A new heart disease treatment may give cats more time to nap, pounce and knock that glass of water off the counter. The novel drug also has positive implications for their human companions.
“This is an exciting discovery for both animals and humans — an excellent representation of the One Health concept in action,” said Associate Professor Joshua Stern, a board-certified cardiologist with the UC Davis School of Veterinary Medicine’s veterinary hospital.
A disease affecting multiple species
The novel drug, MYK-461, proved effective in altering feline heart function in a study of five cats with a naturally occurring form of inherited hypertrophic cardiomyopathy (HCM), a currently incurable disease that also affects people.
HCM is the most common form of feline heart disease and results in thickening of the walls of the heart ventricles and altering of heart function. It frequently leads to fatal consequences. Cats with this disease may suffer blood clot formation, congestive heart failure and sudden death.

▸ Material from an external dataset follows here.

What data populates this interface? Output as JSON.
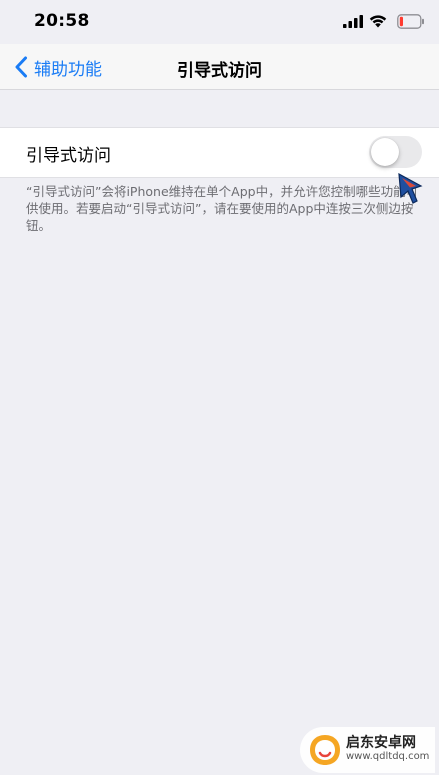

In humans, HCM is a frequent cause of sudden cardiac death that can even afflict seemingly healthy young athletes. HCM affects approximately one in 500 people and a startling one in seven cats, according to recent reports.
Yet current treatment for cats with HCM mitigates only the symptoms, not the causes. There is no preventative therapy for HCM that is shown to change the course of disease.
“There has been little to no progress in advancing the treatment of HCM in humans or animals for many years,” Stern said. “This study brings new hope for cats and people.”
Implications for daily life
Specifically, in the study, treatment with MYK-461 eliminated obstruction in the left ventricle in five cats with HCM. This means that the novel drug may help keep excessive growth of the heart’s walls at bay — without surgery or interventional procedures — so the heart can pump and blood can flow easily and efficiently. The hope is that because of improved heart function, cats with HCM may enjoy a longer lifespan and high quality of life during that time.
More testing for widespread use
Knowing that the drug is viable for use in cats from this “proof of concept” study makes a clinical trial possible in the near future. If conducted, the trial could determine if MYK-461 or a related compound has the potential to become the accepted protocol for care of cats with HCM. It also promises advances in HCM treatment for humans, making Stern's research a great example of comparative medicine. Stern said his work, by the multidisciplinary team of experts in veterinary and human cardiology, genetics, pharmacology and more, “makes continued efforts to bring this drug to market for humans more feasible. At the same time, it offers new hope for veterinary patients.”
Rob Warren writes for the UC Davis School of Veterinary Medicine Dean's Office.